- The Final Fantasy Tactics series. This also applies to a similar challenge, whereby a player is allowed to use a full party of five characters, but they all have to be the same class. A large part of the difficulty arises as most classes are incapable of healing themselves, and a dead character who is not revived after three turns is dead for good. This has also been combined where only the main character is played and he must remain as a single class.
- To this day, a five-man party straight class challenge has been completed for all playable classes, including Calculators not using math skill ever. Solo straight class challenge has also been completed for all classes except mime and true calculator, as well as many other game-shark only classes or even monsters.
- Because Disgaea doesn't give Leaked Experience, it can be simpler to power level one of the main characters and stomp the rest of the game rather than try to balance levels across a party of ten characters. This is almost a requirement in the post-game, because leveling and appropriately equipping just one character takes an absurd amount of time, even if you aren't trying for perfection. This restricts the options to using one horribly overleveled character and nine decoys or abusing the base-panel combat mechanics and Enemy Level Up Geo-Effects to create a team of poorly equipped Lv. 9999 monsters.
- This is what a large part of the community says the easiest way to beat the original Front Mission.
- Entirely possible, and in some ways required, in Der Langrisser. The only two characters who will be in your party on every path are Elwin (the main character) and Hein.
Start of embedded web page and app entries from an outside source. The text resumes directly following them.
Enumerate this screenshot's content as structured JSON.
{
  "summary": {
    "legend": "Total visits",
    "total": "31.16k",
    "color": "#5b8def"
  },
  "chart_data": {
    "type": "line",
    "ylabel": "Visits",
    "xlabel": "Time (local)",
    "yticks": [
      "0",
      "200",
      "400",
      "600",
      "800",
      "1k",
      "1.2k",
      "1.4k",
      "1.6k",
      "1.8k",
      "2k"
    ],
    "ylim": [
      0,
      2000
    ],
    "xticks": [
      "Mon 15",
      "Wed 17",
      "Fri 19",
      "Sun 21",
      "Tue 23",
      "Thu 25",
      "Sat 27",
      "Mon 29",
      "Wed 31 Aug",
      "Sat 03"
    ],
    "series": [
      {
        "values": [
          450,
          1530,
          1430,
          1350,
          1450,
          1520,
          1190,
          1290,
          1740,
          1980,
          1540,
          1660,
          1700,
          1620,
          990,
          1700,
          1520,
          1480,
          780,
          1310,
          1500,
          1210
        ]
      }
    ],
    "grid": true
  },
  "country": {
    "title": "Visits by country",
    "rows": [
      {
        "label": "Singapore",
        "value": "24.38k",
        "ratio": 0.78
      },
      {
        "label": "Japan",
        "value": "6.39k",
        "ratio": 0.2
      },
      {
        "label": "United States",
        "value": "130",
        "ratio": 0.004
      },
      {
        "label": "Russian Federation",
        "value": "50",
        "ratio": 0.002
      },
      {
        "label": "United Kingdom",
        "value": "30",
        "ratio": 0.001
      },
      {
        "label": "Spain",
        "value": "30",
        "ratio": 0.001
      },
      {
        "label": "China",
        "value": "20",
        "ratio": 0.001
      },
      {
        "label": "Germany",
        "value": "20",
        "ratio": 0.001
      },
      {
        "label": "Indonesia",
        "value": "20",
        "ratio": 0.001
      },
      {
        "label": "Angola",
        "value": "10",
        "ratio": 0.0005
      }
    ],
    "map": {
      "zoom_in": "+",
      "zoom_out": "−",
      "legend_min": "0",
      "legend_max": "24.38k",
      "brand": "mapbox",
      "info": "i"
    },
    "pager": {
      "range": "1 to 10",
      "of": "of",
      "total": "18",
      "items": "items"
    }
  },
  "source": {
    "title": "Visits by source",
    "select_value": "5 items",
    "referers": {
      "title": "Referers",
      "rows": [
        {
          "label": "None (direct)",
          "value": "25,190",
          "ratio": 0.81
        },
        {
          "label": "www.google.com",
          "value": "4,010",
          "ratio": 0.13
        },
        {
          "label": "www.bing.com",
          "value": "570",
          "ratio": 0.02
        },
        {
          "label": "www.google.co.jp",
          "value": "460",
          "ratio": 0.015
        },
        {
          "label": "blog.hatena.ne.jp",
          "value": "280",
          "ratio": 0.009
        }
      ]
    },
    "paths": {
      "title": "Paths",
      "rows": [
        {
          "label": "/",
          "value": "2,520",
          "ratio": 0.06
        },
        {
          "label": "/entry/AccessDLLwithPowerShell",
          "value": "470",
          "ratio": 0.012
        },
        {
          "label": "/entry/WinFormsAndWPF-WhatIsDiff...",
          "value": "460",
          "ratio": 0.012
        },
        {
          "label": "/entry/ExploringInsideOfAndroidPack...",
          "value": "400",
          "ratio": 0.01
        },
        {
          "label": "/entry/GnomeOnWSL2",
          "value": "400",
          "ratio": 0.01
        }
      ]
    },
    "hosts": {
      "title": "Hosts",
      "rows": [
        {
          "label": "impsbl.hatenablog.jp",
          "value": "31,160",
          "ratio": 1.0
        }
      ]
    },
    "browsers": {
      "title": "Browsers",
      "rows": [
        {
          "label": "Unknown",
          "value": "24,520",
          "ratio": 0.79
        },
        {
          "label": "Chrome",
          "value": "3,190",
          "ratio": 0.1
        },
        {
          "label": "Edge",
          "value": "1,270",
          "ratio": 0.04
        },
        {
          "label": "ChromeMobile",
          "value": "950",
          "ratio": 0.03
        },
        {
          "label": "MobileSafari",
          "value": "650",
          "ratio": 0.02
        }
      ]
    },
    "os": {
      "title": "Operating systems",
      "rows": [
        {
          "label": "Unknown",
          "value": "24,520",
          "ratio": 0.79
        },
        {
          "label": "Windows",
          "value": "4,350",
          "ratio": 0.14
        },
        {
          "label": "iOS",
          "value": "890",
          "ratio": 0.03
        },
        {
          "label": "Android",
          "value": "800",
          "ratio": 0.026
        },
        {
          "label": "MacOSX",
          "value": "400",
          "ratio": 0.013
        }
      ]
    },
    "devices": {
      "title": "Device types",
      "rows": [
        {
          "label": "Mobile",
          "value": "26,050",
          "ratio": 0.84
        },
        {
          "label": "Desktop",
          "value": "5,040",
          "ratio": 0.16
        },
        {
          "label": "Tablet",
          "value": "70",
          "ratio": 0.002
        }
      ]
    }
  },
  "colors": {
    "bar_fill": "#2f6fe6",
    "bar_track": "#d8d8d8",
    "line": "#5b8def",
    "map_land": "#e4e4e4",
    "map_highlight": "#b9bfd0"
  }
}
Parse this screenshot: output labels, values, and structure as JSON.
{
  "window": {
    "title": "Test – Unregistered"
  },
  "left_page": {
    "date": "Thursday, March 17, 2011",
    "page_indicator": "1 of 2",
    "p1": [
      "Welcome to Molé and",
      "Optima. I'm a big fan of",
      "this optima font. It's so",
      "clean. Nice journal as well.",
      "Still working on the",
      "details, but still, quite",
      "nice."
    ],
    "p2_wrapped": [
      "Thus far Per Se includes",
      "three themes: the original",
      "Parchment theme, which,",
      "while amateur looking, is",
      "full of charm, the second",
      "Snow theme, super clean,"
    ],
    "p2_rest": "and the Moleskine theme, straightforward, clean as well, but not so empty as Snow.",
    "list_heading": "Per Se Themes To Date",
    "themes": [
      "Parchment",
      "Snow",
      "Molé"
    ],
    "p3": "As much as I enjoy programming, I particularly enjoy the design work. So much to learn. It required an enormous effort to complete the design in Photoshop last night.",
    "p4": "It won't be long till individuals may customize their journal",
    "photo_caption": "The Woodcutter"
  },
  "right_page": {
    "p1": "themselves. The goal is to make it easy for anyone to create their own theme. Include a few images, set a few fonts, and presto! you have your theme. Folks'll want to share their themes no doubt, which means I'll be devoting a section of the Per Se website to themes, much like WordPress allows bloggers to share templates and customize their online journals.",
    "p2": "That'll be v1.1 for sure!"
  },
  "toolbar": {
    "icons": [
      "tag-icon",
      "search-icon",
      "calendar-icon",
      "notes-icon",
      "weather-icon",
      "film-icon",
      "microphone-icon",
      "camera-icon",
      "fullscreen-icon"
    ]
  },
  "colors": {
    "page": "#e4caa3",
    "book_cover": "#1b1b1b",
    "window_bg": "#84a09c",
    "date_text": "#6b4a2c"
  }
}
It's almost preferable to concentrate on building those two and only those two, using the other characters as decoys and/or meat shields barring an Escort Mission.
- One Self-Imposed Challenge in Telepath Tactics is to use only Required Party Members, and let everyone else die a Final Death. This limits you to the two Strider sisters for everything except two missions (Battle with Gulch and Rescuing Sarn Kamina, where Silithis Predat is a vital character). The main difficulty comes from the fact that the Striders have no ranged attacks and poor defenses against elemental attacks. A solo run with anyone else is virtually impossible, as the Striders receive priority targeting and can't be removed from the field.
- You want a really hard one of these? Try the original X-COM, sending only 1 soldier to each battlescape. Also, an achievement in XCOM: Enemy Unknown requires you to clear a UFO crash site with only one soldier... on Classic or Impossible difficulty. Yeah.
- Occasionally crops up in media about video games as well. Accel World references this in a couple of different ways. The Blue King in known as Legend Slayer for doing a solo-run against a Legendary class monster and its something of right of passage for characters who reach Level 7 to do one of these against lower ranked monsters in the Unlimited Field.